The Shūdhiyya is a Sufi strand that flourished in the south-east region of al-Andalus, particularly in the area of Murcia, in the late 6th/12th century until the second half of the 7th/13th century. It thus extended from the second half of the Almohad period to the early Naṣrid period. The Shūdhiyya is named after the enigmatic figure, al-Shūdhī (fl. 6th/12th c.), a Sufi saint linked to Tlemcen. Nevertheless, the two main figures of the Shūdhiyya were the theologians and Sufis, Ibn al-Marʾa (d. 611/1214) and Ibn Aḥlā (d. 645/1247). Faced with the advance of Christian forces in the region of Murcia, Shūdhīs relocated to the nascent kingdom of Granada and to the central Islamicate world where, as followers of Ibn Sabʿīn (d. 669/1270), they were known as the Sabʿīniyya. The Shūdhiyya flourished in al-Andalus at roughly the same time that Ibn ʿArabī (d. 638/1240) lived in al-Andalus. And, like Ibn ʿArabī, the Shūdhiyya ultimately came to be known for espousing the unity of existence although in a more radical, absolute way. Even though intellectual Sufism in al-Andalus is mostly associated with Ibn ʿArabī, his actual influence on his contemporaries in al-Andalus was rather scarce as he emigrated in his thirties to the East where he wrote his main works.

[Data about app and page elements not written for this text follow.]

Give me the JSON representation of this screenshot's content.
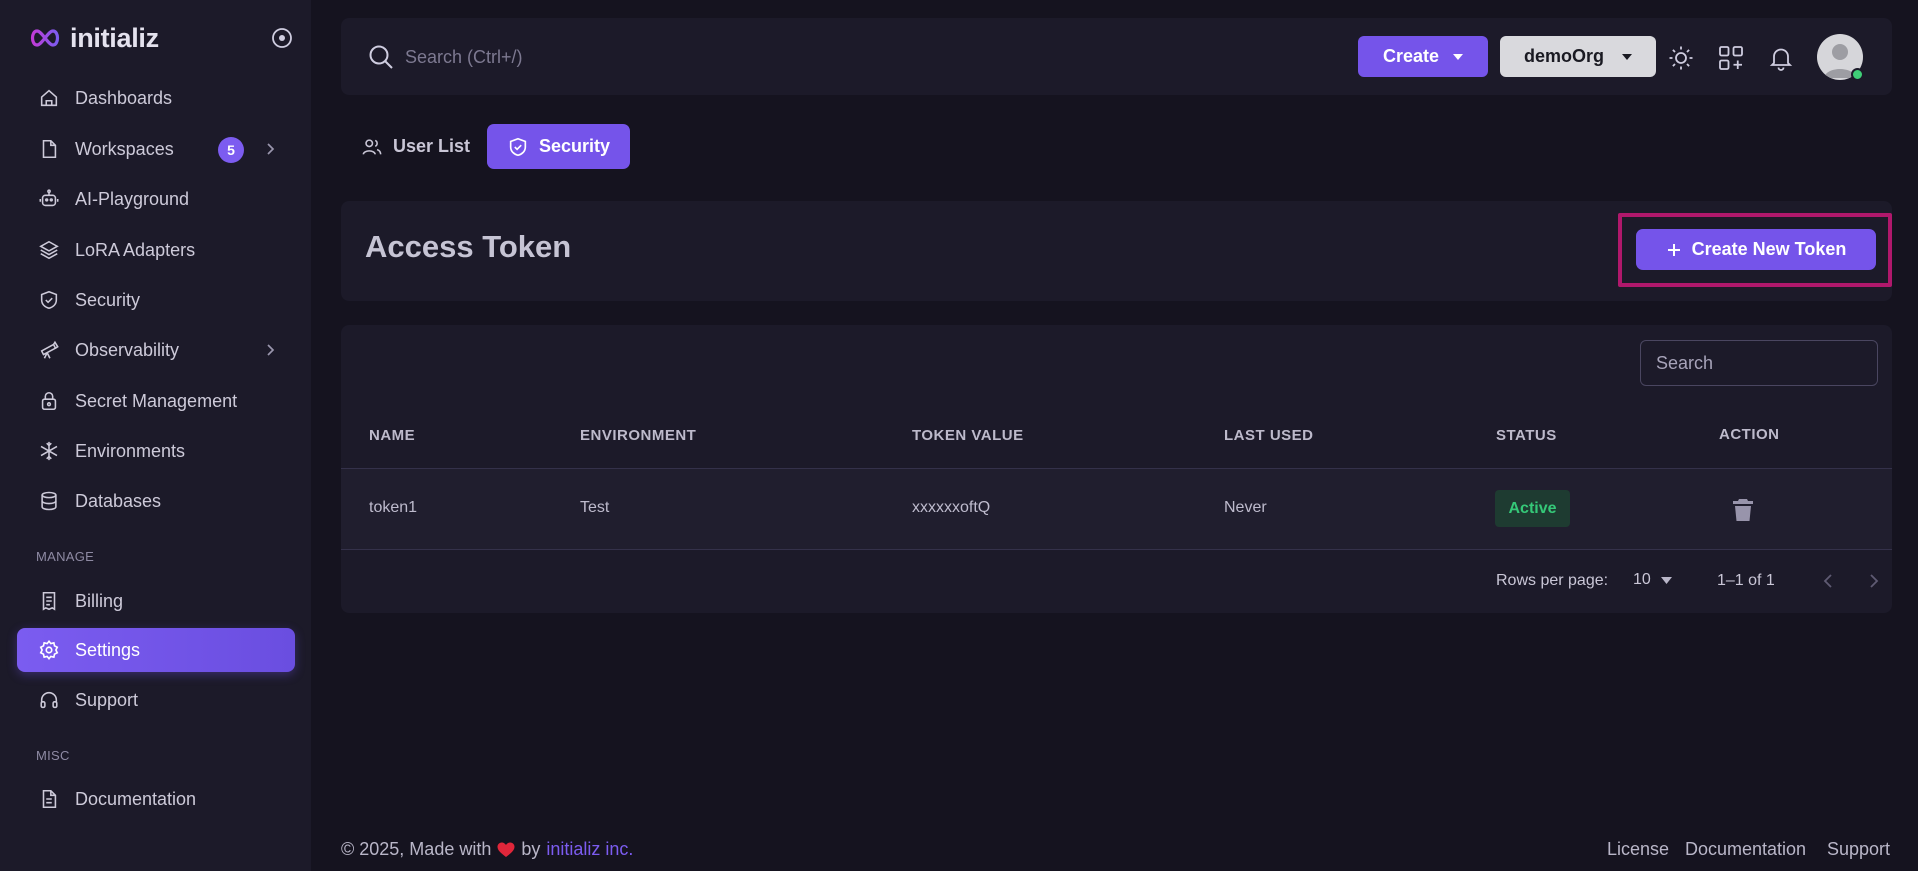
{
  "brand": {
    "name": "initializ"
  },
  "sidebar": {
    "items": [
      {
        "label": "Dashboards",
        "icon": "home-icon"
      },
      {
        "label": "Workspaces",
        "icon": "file-icon",
        "badge": "5"
      },
      {
        "label": "AI-Playground",
        "icon": "robot-icon"
      },
      {
        "label": "LoRA Adapters",
        "icon": "layers-icon"
      },
      {
        "label": "Security",
        "icon": "shield-icon"
      },
      {
        "label": "Observability",
        "icon": "telescope-icon"
      },
      {
        "label": "Secret Management",
        "icon": "lock-icon"
      },
      {
        "label": "Environments",
        "icon": "snowflake-icon"
      },
      {
        "label": "Databases",
        "icon": "database-icon"
      }
    ],
    "manage_label": "MANAGE",
    "manage_items": [
      {
        "label": "Billing",
        "icon": "receipt-icon"
      },
      {
        "label": "Settings",
        "icon": "gear-icon",
        "active": true
      },
      {
        "label": "Support",
        "icon": "headphones-icon"
      }
    ],
    "misc_label": "MISC",
    "misc_items": [
      {
        "label": "Documentation",
        "icon": "document-icon"
      }
    ]
  },
  "topbar": {
    "search_placeholder": "Search (Ctrl+/)",
    "create_label": "Create",
    "org_label": "demoOrg"
  },
  "tabs": [
    {
      "label": "User List",
      "icon": "users-icon"
    },
    {
      "label": "Security",
      "icon": "shield-check-icon",
      "active": true
    }
  ],
  "page": {
    "title": "Access Token",
    "create_token_label": "Create New Token"
  },
  "table": {
    "search_placeholder": "Search",
    "columns": [
      "NAME",
      "ENVIRONMENT",
      "TOKEN VALUE",
      "LAST USED",
      "STATUS",
      "ACTION"
    ],
    "rows": [
      {
        "name": "token1",
        "environment": "Test",
        "token_value": "xxxxxxoftQ",
        "last_used": "Never",
        "status": "Active"
      }
    ],
    "rows_per_page_label": "Rows per page:",
    "rows_per_page": "10",
    "range": "1–1 of 1"
  },
  "footer": {
    "copyright": "© 2025, Made with",
    "by": "by",
    "company": "initializ inc.",
    "links": [
      "License",
      "Documentation",
      "Support"
    ]
  },
  "colors": {
    "accent": "#7554ea",
    "background": "#15131f",
    "surface": "#1c1a29",
    "highlight": "#b0186c",
    "success": "#35c878"
  }
}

However, in the field of intellectual Sufism, the Shūdhiyya was far more influential in al-Andalus than Ibn ʿArabī. Nevertheless, since the main representatives of the Andalusī Shūdhiyya did not relocate to the East, their works were not widely disseminated across the eastern and central Islamicate world and, consequently, except for Ibn al-Marʾa, most of their works are not known to be extant. Thus, the main witnesses are biographical and polemical literature. Despite the historical and intellectual relevance of the Shūdhiyya for the social, political and intellectual history of al-Andalus, only Massignon has devoted some attention to this Sufi strand. In this article the available sources on the Shūdhiyya in al-Andalus are surveyed and contextualized.

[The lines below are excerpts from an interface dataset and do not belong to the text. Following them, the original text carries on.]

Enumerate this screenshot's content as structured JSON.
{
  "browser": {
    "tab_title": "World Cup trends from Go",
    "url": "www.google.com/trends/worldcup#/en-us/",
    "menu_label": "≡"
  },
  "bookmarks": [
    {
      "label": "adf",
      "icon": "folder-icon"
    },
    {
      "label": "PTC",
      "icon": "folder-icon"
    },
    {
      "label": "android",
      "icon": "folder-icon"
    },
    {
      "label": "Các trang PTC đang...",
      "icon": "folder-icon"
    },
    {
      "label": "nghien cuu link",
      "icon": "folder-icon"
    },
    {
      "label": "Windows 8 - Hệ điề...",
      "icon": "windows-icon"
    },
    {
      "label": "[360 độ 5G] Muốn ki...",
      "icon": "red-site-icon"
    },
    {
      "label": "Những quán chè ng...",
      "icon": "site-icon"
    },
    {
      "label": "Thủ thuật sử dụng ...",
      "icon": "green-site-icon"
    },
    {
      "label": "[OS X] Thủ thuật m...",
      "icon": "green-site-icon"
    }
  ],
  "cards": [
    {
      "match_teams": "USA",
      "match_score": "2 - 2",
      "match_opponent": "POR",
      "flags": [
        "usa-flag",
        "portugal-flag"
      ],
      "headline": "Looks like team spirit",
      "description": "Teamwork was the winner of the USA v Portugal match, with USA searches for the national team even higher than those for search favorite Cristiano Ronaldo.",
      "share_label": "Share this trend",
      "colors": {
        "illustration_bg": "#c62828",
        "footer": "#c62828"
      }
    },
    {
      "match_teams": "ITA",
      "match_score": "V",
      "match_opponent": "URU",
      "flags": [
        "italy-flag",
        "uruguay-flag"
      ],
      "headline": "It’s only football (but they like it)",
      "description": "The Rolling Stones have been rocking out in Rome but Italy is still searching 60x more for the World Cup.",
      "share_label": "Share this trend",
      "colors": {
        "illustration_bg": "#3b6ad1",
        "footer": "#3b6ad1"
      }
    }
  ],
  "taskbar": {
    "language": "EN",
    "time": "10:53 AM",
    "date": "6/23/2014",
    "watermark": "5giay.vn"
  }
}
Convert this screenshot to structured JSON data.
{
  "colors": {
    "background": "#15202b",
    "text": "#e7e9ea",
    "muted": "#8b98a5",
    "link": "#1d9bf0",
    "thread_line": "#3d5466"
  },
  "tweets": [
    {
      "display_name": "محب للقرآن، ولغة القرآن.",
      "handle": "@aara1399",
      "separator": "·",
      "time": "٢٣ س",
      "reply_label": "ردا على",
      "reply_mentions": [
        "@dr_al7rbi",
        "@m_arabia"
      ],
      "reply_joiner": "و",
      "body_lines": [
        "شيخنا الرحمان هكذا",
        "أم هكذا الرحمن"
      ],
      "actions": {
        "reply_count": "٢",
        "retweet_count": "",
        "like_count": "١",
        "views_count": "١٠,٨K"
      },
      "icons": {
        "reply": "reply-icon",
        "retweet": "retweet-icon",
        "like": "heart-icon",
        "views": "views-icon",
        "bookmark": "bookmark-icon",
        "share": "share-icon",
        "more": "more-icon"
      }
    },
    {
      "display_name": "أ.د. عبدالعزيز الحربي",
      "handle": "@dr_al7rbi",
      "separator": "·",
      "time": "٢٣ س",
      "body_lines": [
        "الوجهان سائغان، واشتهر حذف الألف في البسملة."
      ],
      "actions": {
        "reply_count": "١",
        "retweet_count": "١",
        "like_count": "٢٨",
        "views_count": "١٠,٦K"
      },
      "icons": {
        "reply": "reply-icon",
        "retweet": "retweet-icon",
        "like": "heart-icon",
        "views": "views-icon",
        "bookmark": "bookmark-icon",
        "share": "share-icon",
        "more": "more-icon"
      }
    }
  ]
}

Hassan Hanafi, (1935-2021), graduated in 1956 from Cairo University and in October of the same year he started his doctoral studies at the Sorbonne in Paris. This was the beginning of his lifelong project on ‘Heritage and Renewal’ aiming at renewing Islam by means of reworking its legacy. This article analyses the milestones of his project, represented by an prolific intellectual production, and organized in a triangular form. The base of the triangle is the science of Koranic exegesis, and the two sides are the analysis of the Ancient Muslim heritage and that of the Western impact.

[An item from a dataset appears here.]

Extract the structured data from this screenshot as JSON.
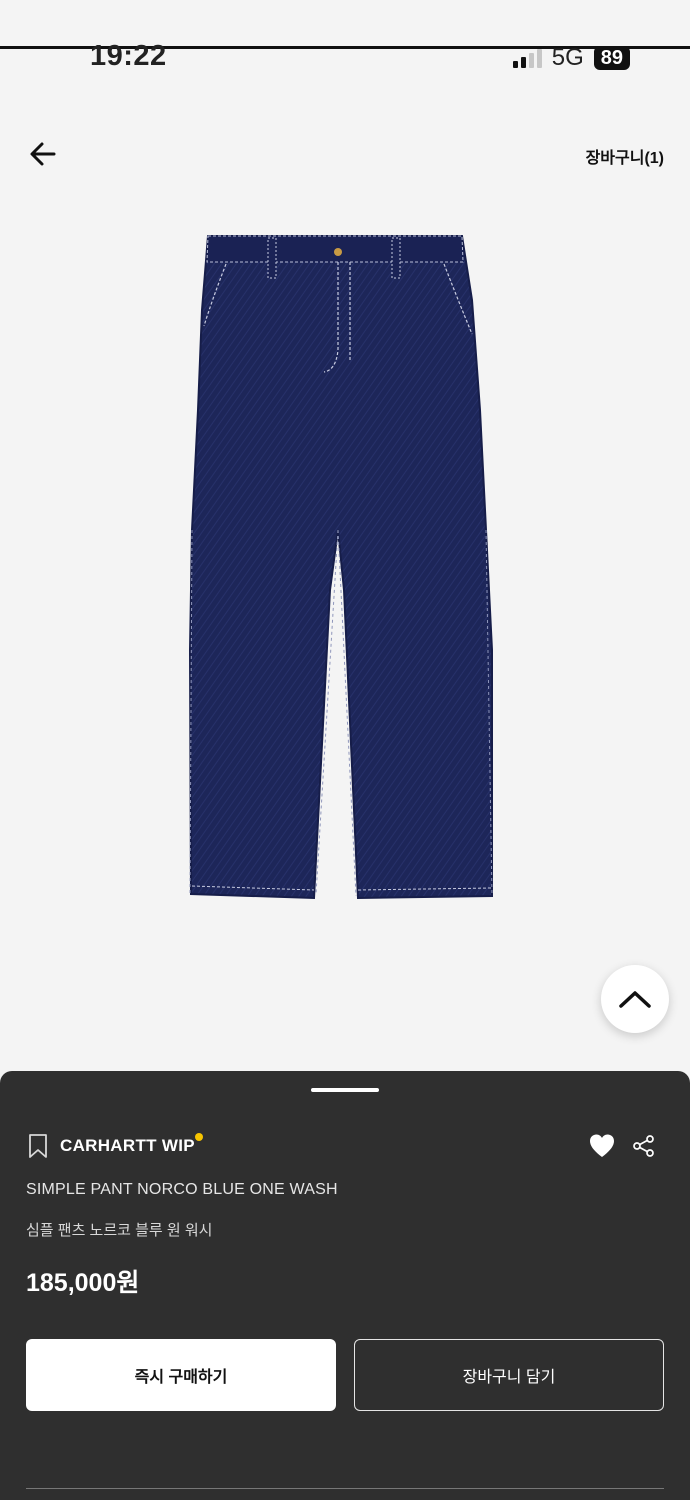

De ‘Alī ibn Muḥammad al-Jurjānī (740-816 /1340-1413) on connaît davantage sa maîtrise des subtilités des débats en matière de théologie argumentative que son approche du soufisme qui fait l’objet du présent article, à l’appui d’une documentation inédite fournie par quelques-uns de ses traités persans et complétée par son fameux livre des définitions Kitāb al-Taʿrīfāt ainsi sa glose sur Tasdīd al-Qawāʿid de Shams al-Dīn al-Iṣfahānī. Le but est d’éclairer l’attachement de l’auteur à la connaissance mystique et sa vénération pour les maîtres soufis, sur fond d’apologie de la théorie de l’unicité de l’Être (waḥdat al-wujūd) d’Ibn ‘Arabī et de son école, à une époque où la mystique spéculative akbarienne s’apprête à entrer en résonance avec la gnose philosophique iranienne, à la suite du déclin du kalām ashʿarite.